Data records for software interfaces
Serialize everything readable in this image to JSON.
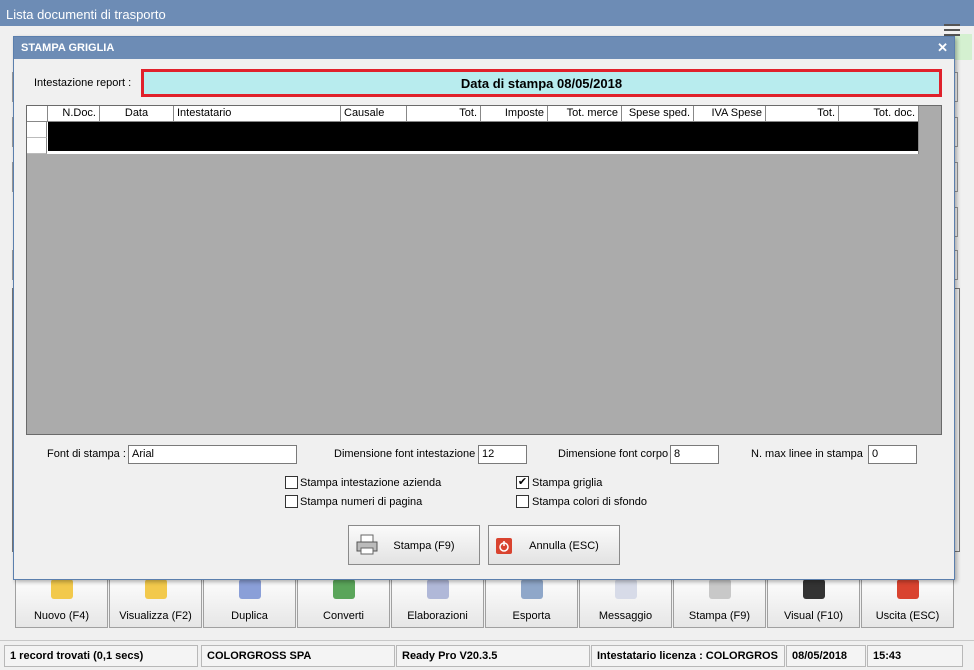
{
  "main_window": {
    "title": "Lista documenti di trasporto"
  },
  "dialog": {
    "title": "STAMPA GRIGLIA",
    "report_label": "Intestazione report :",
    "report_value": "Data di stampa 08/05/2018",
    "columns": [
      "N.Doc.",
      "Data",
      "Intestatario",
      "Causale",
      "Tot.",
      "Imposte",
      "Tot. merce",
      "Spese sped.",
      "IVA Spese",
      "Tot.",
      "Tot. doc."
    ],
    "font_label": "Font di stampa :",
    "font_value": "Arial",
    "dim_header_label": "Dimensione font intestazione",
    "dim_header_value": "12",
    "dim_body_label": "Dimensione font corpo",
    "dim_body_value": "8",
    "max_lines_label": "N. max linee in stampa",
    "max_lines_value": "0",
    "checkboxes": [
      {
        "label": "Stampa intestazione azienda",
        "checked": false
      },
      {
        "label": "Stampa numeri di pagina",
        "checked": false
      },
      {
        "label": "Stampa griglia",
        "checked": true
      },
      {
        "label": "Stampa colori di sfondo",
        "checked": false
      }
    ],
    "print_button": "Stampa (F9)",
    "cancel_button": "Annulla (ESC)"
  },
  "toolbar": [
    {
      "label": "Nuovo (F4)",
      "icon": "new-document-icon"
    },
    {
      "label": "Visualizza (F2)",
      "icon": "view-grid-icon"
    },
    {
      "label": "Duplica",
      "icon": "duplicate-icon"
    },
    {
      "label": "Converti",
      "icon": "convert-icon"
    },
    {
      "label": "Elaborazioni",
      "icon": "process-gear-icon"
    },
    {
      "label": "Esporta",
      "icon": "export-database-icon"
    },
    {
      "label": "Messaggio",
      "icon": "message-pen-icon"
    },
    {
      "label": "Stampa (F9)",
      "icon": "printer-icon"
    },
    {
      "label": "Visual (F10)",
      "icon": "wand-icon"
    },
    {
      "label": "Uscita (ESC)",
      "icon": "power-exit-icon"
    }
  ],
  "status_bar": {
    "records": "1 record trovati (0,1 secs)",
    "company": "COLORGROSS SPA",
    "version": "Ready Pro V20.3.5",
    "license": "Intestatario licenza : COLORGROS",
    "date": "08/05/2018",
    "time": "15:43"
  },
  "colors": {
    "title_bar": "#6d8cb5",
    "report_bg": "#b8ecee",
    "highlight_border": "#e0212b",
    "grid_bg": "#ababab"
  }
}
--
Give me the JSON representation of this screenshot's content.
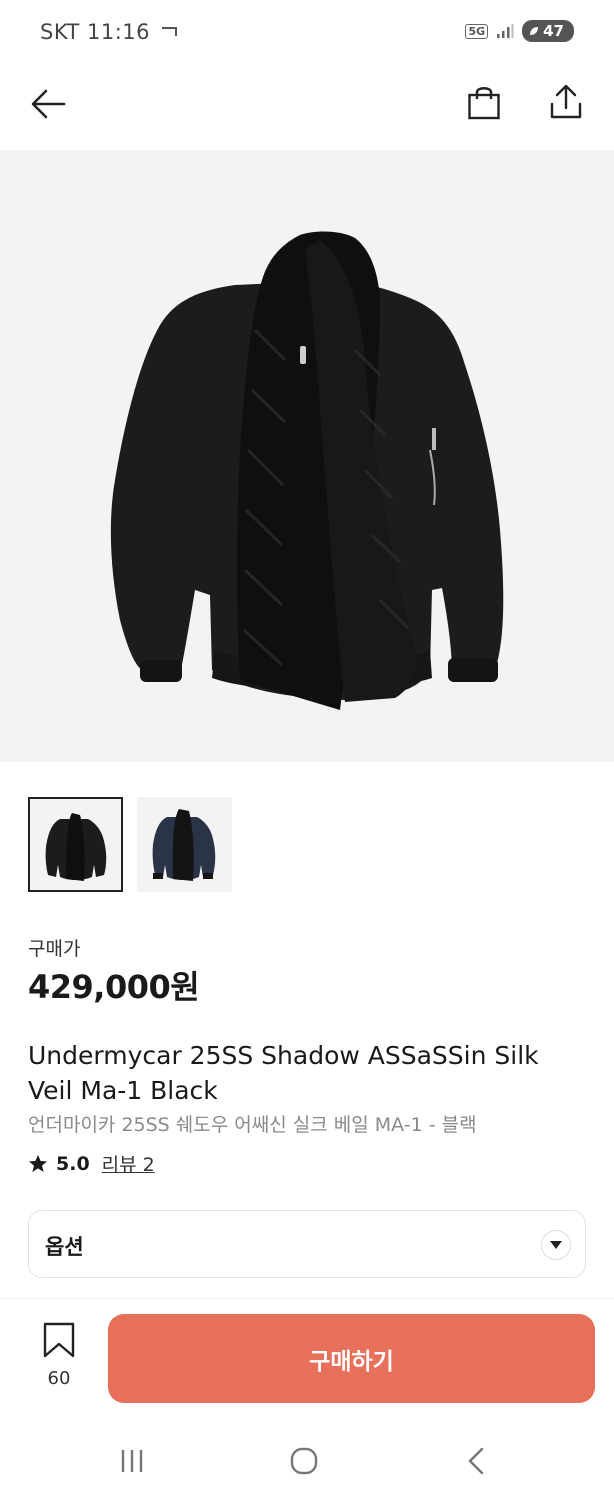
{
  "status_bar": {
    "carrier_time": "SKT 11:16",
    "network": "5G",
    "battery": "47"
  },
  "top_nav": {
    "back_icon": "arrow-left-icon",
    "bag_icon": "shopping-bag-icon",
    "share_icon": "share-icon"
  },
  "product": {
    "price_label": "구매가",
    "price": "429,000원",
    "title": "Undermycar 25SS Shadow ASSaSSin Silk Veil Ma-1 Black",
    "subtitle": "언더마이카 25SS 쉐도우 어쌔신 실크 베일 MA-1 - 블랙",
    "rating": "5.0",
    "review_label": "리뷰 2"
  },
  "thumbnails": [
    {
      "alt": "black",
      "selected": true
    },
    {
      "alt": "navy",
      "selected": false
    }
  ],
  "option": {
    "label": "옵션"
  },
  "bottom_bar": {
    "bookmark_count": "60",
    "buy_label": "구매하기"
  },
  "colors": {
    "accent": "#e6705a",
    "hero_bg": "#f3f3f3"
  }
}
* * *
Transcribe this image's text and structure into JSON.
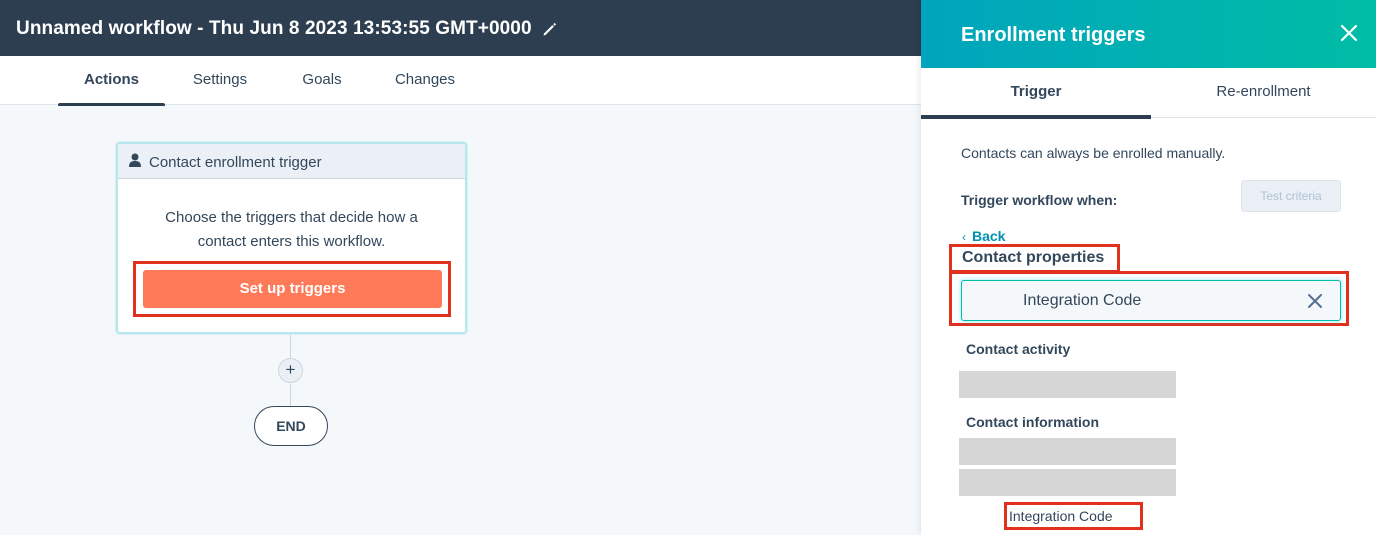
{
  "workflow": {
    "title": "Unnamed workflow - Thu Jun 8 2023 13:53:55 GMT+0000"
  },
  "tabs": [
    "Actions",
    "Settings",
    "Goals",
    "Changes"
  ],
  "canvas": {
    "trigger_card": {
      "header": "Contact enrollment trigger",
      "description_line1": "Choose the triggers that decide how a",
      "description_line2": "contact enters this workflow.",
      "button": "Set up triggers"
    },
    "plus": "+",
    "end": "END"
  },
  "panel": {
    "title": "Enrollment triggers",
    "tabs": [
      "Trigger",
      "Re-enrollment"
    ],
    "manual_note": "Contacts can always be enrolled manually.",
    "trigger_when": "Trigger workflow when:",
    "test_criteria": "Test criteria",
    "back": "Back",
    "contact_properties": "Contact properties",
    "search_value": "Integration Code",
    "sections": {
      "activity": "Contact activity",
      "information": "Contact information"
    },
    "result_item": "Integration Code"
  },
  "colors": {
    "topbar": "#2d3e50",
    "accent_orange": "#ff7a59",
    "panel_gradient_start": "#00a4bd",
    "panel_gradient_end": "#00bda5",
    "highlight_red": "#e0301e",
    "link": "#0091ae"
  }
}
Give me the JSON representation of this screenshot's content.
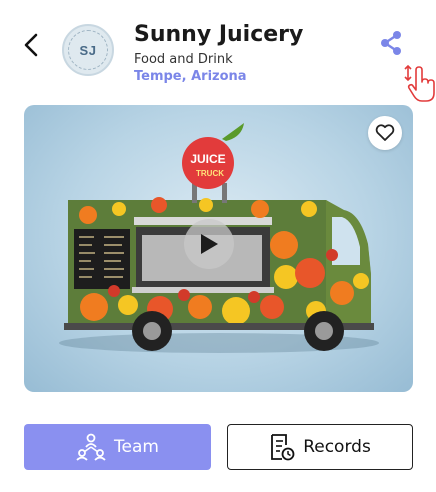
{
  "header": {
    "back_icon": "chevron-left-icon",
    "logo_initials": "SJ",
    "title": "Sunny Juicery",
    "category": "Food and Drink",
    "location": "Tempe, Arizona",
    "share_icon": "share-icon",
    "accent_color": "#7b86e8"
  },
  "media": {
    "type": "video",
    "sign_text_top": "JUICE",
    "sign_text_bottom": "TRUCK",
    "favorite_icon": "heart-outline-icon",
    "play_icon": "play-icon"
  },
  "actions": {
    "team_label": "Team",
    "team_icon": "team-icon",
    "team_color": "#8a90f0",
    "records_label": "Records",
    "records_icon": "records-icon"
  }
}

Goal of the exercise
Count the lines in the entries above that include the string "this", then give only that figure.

Written answer
5